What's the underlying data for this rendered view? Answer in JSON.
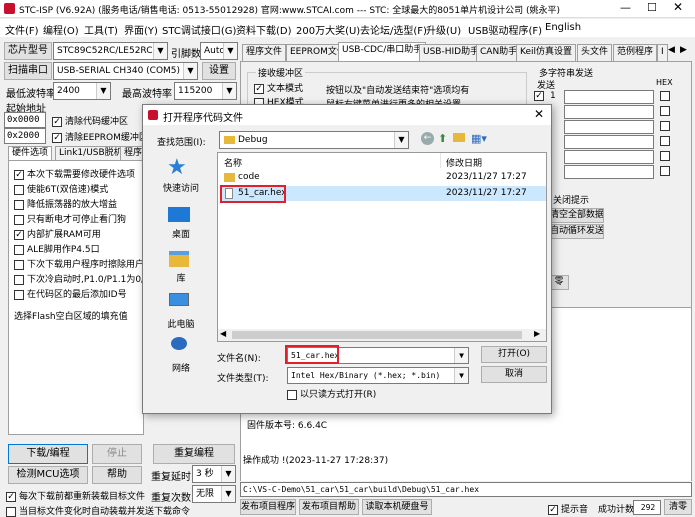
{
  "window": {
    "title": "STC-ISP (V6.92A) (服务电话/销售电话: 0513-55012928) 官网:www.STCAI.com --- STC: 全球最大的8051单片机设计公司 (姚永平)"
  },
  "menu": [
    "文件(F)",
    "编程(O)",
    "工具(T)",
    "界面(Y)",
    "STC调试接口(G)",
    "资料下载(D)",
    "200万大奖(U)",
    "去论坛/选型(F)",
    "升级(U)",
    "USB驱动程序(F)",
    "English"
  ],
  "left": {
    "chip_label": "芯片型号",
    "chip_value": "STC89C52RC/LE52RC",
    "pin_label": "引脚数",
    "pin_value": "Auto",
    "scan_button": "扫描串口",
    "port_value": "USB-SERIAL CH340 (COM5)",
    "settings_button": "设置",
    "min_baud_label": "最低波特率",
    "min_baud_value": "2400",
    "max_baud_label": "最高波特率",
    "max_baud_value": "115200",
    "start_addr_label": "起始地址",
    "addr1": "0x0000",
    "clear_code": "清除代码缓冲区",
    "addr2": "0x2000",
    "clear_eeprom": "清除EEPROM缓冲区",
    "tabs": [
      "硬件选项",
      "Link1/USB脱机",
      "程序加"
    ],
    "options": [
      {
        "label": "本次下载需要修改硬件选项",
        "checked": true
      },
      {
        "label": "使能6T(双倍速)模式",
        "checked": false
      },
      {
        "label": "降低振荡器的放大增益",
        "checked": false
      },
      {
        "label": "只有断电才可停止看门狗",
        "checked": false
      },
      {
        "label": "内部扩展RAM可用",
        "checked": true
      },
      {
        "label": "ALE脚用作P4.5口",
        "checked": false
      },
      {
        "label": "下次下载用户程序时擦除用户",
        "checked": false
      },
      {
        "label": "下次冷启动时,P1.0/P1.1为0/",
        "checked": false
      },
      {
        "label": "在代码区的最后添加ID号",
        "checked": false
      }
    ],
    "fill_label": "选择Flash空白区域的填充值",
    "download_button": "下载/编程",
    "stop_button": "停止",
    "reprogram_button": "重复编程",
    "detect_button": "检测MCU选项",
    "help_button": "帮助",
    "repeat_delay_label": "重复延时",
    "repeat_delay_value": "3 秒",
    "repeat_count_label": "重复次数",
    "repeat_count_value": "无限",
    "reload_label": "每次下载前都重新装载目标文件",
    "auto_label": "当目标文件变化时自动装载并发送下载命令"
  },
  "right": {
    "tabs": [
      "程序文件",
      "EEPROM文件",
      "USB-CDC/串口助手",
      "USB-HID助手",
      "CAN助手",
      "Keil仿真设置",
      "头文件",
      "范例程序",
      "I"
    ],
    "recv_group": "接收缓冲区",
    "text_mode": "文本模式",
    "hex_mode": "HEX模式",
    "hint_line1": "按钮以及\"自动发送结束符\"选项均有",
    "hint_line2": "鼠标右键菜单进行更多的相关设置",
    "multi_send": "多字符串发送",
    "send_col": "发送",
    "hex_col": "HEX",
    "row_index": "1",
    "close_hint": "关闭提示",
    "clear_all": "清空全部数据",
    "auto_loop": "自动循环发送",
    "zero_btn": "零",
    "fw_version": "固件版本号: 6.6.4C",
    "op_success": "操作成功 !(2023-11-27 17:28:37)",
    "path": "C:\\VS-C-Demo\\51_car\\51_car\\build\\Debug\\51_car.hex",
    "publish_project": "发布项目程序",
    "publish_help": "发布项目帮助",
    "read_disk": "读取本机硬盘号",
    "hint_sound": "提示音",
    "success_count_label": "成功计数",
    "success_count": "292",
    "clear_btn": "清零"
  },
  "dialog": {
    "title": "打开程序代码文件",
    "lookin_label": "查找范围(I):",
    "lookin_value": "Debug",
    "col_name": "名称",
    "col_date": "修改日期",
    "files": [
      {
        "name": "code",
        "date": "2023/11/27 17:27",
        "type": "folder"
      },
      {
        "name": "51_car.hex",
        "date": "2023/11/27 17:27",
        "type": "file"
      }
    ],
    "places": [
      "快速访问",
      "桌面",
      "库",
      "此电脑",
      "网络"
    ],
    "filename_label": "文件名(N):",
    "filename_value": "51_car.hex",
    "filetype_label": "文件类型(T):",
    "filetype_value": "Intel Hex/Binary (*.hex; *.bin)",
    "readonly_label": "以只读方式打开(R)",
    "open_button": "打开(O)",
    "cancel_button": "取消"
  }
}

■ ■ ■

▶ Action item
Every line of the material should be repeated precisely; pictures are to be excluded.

▶ Result for this task
What's the underlying data for this rendered view? Answer in JSON.
{
  "window": {
    "title": "STC-ISP (V6.92A) (服务电话/销售电话: 0513-55012928) 官网:www.STCAI.com --- STC: 全球最大的8051单片机设计公司 (姚永平)"
  },
  "menu": [
    "文件(F)",
    "编程(O)",
    "工具(T)",
    "界面(Y)",
    "STC调试接口(G)",
    "资料下载(D)",
    "200万大奖(U)",
    "去论坛/选型(F)",
    "升级(U)",
    "USB驱动程序(F)",
    "English"
  ],
  "left": {
    "chip_label": "芯片型号",
    "chip_value": "STC89C52RC/LE52RC",
    "pin_label": "引脚数",
    "pin_value": "Auto",
    "scan_button": "扫描串口",
    "port_value": "USB-SERIAL CH340 (COM5)",
    "settings_button": "设置",
    "min_baud_label": "最低波特率",
    "min_baud_value": "2400",
    "max_baud_label": "最高波特率",
    "max_baud_value": "115200",
    "start_addr_label": "起始地址",
    "addr1": "0x0000",
    "clear_code": "清除代码缓冲区",
    "addr2": "0x2000",
    "clear_eeprom": "清除EEPROM缓冲区",
    "tabs": [
      "硬件选项",
      "Link1/USB脱机",
      "程序加"
    ],
    "options": [
      {
        "label": "本次下载需要修改硬件选项",
        "checked": true
      },
      {
        "label": "使能6T(双倍速)模式",
        "checked": false
      },
      {
        "label": "降低振荡器的放大增益",
        "checked": false
      },
      {
        "label": "只有断电才可停止看门狗",
        "checked": false
      },
      {
        "label": "内部扩展RAM可用",
        "checked": true
      },
      {
        "label": "ALE脚用作P4.5口",
        "checked": false
      },
      {
        "label": "下次下载用户程序时擦除用户",
        "checked": false
      },
      {
        "label": "下次冷启动时,P1.0/P1.1为0/",
        "checked": false
      },
      {
        "label": "在代码区的最后添加ID号",
        "checked": false
      }
    ],
    "fill_label": "选择Flash空白区域的填充值",
    "download_button": "下载/编程",
    "stop_button": "停止",
    "reprogram_button": "重复编程",
    "detect_button": "检测MCU选项",
    "help_button": "帮助",
    "repeat_delay_label": "重复延时",
    "repeat_delay_value": "3 秒",
    "repeat_count_label": "重复次数",
    "repeat_count_value": "无限",
    "reload_label": "每次下载前都重新装载目标文件",
    "auto_label": "当目标文件变化时自动装载并发送下载命令"
  },
  "right": {
    "tabs": [
      "程序文件",
      "EEPROM文件",
      "USB-CDC/串口助手",
      "USB-HID助手",
      "CAN助手",
      "Keil仿真设置",
      "头文件",
      "范例程序",
      "I"
    ],
    "recv_group": "接收缓冲区",
    "text_mode": "文本模式",
    "hex_mode": "HEX模式",
    "hint_line1": "按钮以及\"自动发送结束符\"选项均有",
    "hint_line2": "鼠标右键菜单进行更多的相关设置",
    "multi_send": "多字符串发送",
    "send_col": "发送",
    "hex_col": "HEX",
    "row_index": "1",
    "close_hint": "关闭提示",
    "clear_all": "清空全部数据",
    "auto_loop": "自动循环发送",
    "zero_btn": "零",
    "fw_version": "固件版本号: 6.6.4C",
    "op_success": "操作成功 !(2023-11-27 17:28:37)",
    "path": "C:\\VS-C-Demo\\51_car\\51_car\\build\\Debug\\51_car.hex",
    "publish_project": "发布项目程序",
    "publish_help": "发布项目帮助",
    "read_disk": "读取本机硬盘号",
    "hint_sound": "提示音",
    "success_count_label": "成功计数",
    "success_count": "292",
    "clear_btn": "清零"
  },
  "dialog": {
    "title": "打开程序代码文件",
    "lookin_label": "查找范围(I):",
    "lookin_value": "Debug",
    "col_name": "名称",
    "col_date": "修改日期",
    "files": [
      {
        "name": "code",
        "date": "2023/11/27 17:27",
        "type": "folder"
      },
      {
        "name": "51_car.hex",
        "date": "2023/11/27 17:27",
        "type": "file"
      }
    ],
    "places": [
      "快速访问",
      "桌面",
      "库",
      "此电脑",
      "网络"
    ],
    "filename_label": "文件名(N):",
    "filename_value": "51_car.hex",
    "filetype_label": "文件类型(T):",
    "filetype_value": "Intel Hex/Binary (*.hex; *.bin)",
    "readonly_label": "以只读方式打开(R)",
    "open_button": "打开(O)",
    "cancel_button": "取消"
  }
}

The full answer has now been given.